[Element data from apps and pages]

»»

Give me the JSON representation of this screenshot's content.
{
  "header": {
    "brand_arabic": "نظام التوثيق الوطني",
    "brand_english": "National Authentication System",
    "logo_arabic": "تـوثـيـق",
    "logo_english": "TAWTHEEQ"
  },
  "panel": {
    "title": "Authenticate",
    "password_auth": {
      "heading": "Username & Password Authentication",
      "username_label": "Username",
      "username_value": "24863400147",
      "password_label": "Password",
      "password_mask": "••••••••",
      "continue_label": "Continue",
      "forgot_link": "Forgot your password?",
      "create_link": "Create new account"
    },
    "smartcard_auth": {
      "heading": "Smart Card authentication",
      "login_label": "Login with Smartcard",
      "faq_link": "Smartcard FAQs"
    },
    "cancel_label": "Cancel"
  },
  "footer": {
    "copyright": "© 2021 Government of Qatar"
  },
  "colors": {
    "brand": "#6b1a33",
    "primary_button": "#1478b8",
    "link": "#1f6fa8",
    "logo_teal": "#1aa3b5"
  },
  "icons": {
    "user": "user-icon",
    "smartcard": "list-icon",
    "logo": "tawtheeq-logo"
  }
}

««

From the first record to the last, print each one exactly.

▸ **Finished task**
Give me the JSON representation of this screenshot's content.
{
  "header": {
    "brand_arabic": "نظام التوثيق الوطني",
    "brand_english": "National Authentication System",
    "logo_arabic": "تـوثـيـق",
    "logo_english": "TAWTHEEQ"
  },
  "panel": {
    "title": "Authenticate",
    "password_auth": {
      "heading": "Username & Password Authentication",
      "username_label": "Username",
      "username_value": "24863400147",
      "password_label": "Password",
      "password_mask": "••••••••",
      "continue_label": "Continue",
      "forgot_link": "Forgot your password?",
      "create_link": "Create new account"
    },
    "smartcard_auth": {
      "heading": "Smart Card authentication",
      "login_label": "Login with Smartcard",
      "faq_link": "Smartcard FAQs"
    },
    "cancel_label": "Cancel"
  },
  "footer": {
    "copyright": "© 2021 Government of Qatar"
  },
  "colors": {
    "brand": "#6b1a33",
    "primary_button": "#1478b8",
    "link": "#1f6fa8",
    "logo_teal": "#1aa3b5"
  },
  "icons": {
    "user": "user-icon",
    "smartcard": "list-icon",
    "logo": "tawtheeq-logo"
  }
}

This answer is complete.